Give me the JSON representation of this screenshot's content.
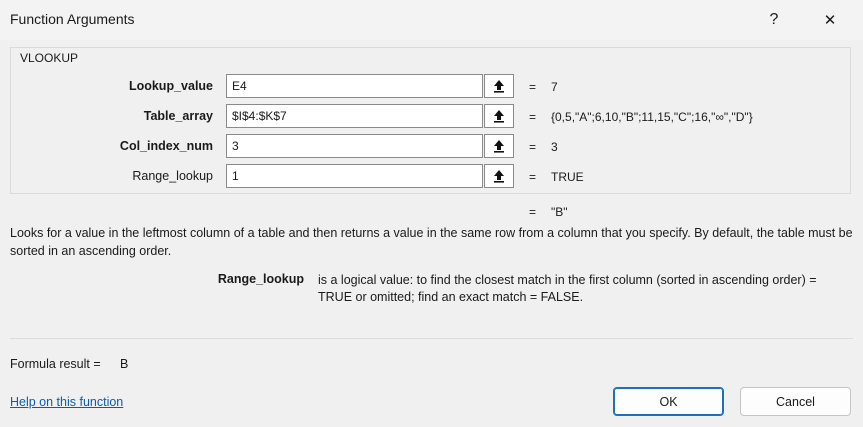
{
  "window": {
    "title": "Function Arguments",
    "help_glyph": "?",
    "close_glyph": "✕"
  },
  "function_group": {
    "name": "VLOOKUP",
    "args": [
      {
        "label": "Lookup_value",
        "value": "E4",
        "equals": "=",
        "result": "7"
      },
      {
        "label": "Table_array",
        "value": "$I$4:$K$7",
        "equals": "=",
        "result": "{0,5,\"A\";6,10,\"B\";11,15,\"C\";16,\"∞\",\"D\"}"
      },
      {
        "label": "Col_index_num",
        "value": "3",
        "equals": "=",
        "result": "3"
      },
      {
        "label": "Range_lookup",
        "value": "1",
        "equals": "=",
        "result": "TRUE"
      }
    ]
  },
  "overall": {
    "equals": "=",
    "result": "\"B\""
  },
  "description": "Looks for a value in the leftmost column of a table and then returns a value in the same row from a column that you specify. By default, the table must be sorted in an ascending order.",
  "param_help": {
    "name": "Range_lookup",
    "text": "is a logical value: to find the closest match in the first column (sorted in ascending order) = TRUE or omitted; find an exact match = FALSE."
  },
  "formula_result": {
    "label": "Formula result =",
    "value": "B"
  },
  "help_link": "Help on this function",
  "buttons": {
    "ok": "OK",
    "cancel": "Cancel"
  },
  "colors": {
    "link": "#0b5cad",
    "ok_border": "#1f6fbf",
    "background": "#f0f0f0"
  }
}
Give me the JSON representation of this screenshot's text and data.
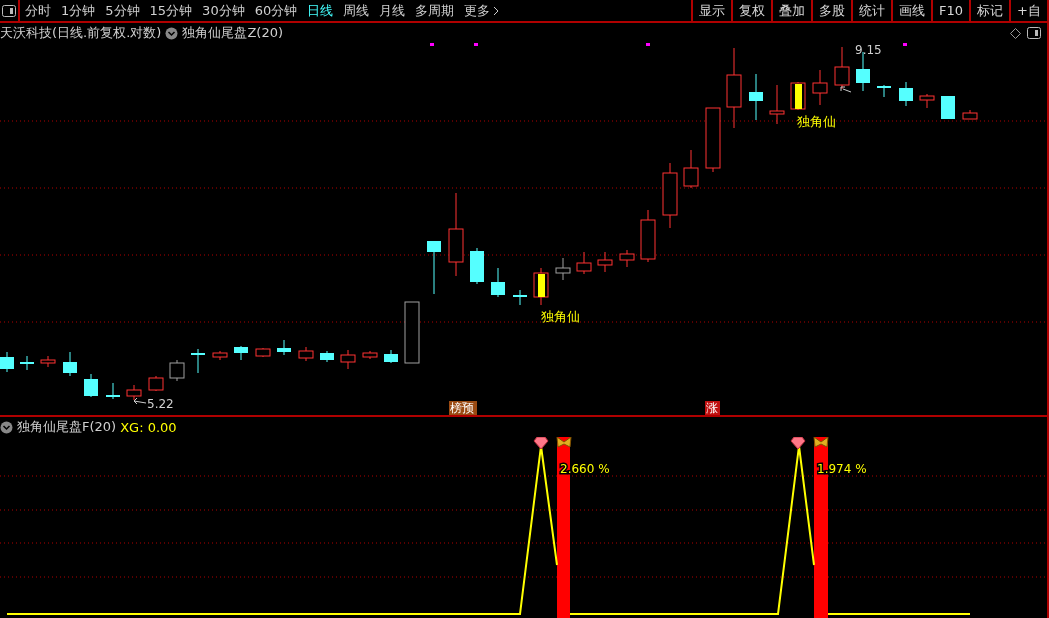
{
  "toolbar": {
    "periods": [
      {
        "label": "分时",
        "selected": false
      },
      {
        "label": "1分钟",
        "selected": false
      },
      {
        "label": "5分钟",
        "selected": false
      },
      {
        "label": "15分钟",
        "selected": false
      },
      {
        "label": "30分钟",
        "selected": false
      },
      {
        "label": "60分钟",
        "selected": false
      },
      {
        "label": "日线",
        "selected": true
      },
      {
        "label": "周线",
        "selected": false
      },
      {
        "label": "月线",
        "selected": false
      },
      {
        "label": "多周期",
        "selected": false
      }
    ],
    "more": "更多",
    "actions": [
      "显示",
      "复权",
      "叠加",
      "多股",
      "统计",
      "画线",
      "F10",
      "标记",
      "+自"
    ]
  },
  "main_panel": {
    "title": "天沃科技(日线.前复权.对数)",
    "indicator": "独角仙尾盘Z(20)",
    "high_label": "9.15",
    "low_label": "5.22",
    "signals": [
      "独角仙",
      "独角仙"
    ],
    "badges": [
      {
        "text": "榜预",
        "color": "#9a4a12"
      },
      {
        "text": "涨",
        "color": "#c01010"
      }
    ]
  },
  "sub_panel": {
    "title": "独角仙尾盘F(20)",
    "reading": "XG: 0.00",
    "values": [
      "2.660 %",
      "1.974 %"
    ]
  }
}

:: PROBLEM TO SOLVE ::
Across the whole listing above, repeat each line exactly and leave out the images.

:: TASK RESULT ::
Give me the JSON representation of this screenshot's content.
{
  "window": {
    "title": "Function Arguments",
    "help_glyph": "?",
    "close_glyph": "✕"
  },
  "function_group": {
    "name": "VLOOKUP",
    "args": [
      {
        "label": "Lookup_value",
        "value": "E4",
        "equals": "=",
        "result": "7"
      },
      {
        "label": "Table_array",
        "value": "$I$4:$K$7",
        "equals": "=",
        "result": "{0,5,\"A\";6,10,\"B\";11,15,\"C\";16,\"∞\",\"D\"}"
      },
      {
        "label": "Col_index_num",
        "value": "3",
        "equals": "=",
        "result": "3"
      },
      {
        "label": "Range_lookup",
        "value": "1",
        "equals": "=",
        "result": "TRUE"
      }
    ]
  },
  "overall": {
    "equals": "=",
    "result": "\"B\""
  },
  "description": "Looks for a value in the leftmost column of a table and then returns a value in the same row from a column that you specify. By default, the table must be sorted in an ascending order.",
  "param_help": {
    "name": "Range_lookup",
    "text": "is a logical value: to find the closest match in the first column (sorted in ascending order) = TRUE or omitted; find an exact match = FALSE."
  },
  "formula_result": {
    "label": "Formula result =",
    "value": "B"
  },
  "help_link": "Help on this function",
  "buttons": {
    "ok": "OK",
    "cancel": "Cancel"
  },
  "colors": {
    "link": "#0b5cad",
    "ok_border": "#1f6fbf",
    "background": "#f0f0f0"
  }
}
Give me the JSON representation of this screenshot's text and data.
{
  "toolbar": {
    "periods": [
      {
        "label": "分时",
        "selected": false
      },
      {
        "label": "1分钟",
        "selected": false
      },
      {
        "label": "5分钟",
        "selected": false
      },
      {
        "label": "15分钟",
        "selected": false
      },
      {
        "label": "30分钟",
        "selected": false
      },
      {
        "label": "60分钟",
        "selected": false
      },
      {
        "label": "日线",
        "selected": true
      },
      {
        "label": "周线",
        "selected": false
      },
      {
        "label": "月线",
        "selected": false
      },
      {
        "label": "多周期",
        "selected": false
      }
    ],
    "more": "更多",
    "actions": [
      "显示",
      "复权",
      "叠加",
      "多股",
      "统计",
      "画线",
      "F10",
      "标记",
      "+自"
    ]
  },
  "main_panel": {
    "title": "天沃科技(日线.前复权.对数)",
    "indicator": "独角仙尾盘Z(20)",
    "high_label": "9.15",
    "low_label": "5.22",
    "signals": [
      "独角仙",
      "独角仙"
    ],
    "badges": [
      {
        "text": "榜预",
        "color": "#9a4a12"
      },
      {
        "text": "涨",
        "color": "#c01010"
      }
    ]
  },
  "sub_panel": {
    "title": "独角仙尾盘F(20)",
    "reading": "XG: 0.00",
    "values": [
      "2.660 %",
      "1.974 %"
    ]
  }
}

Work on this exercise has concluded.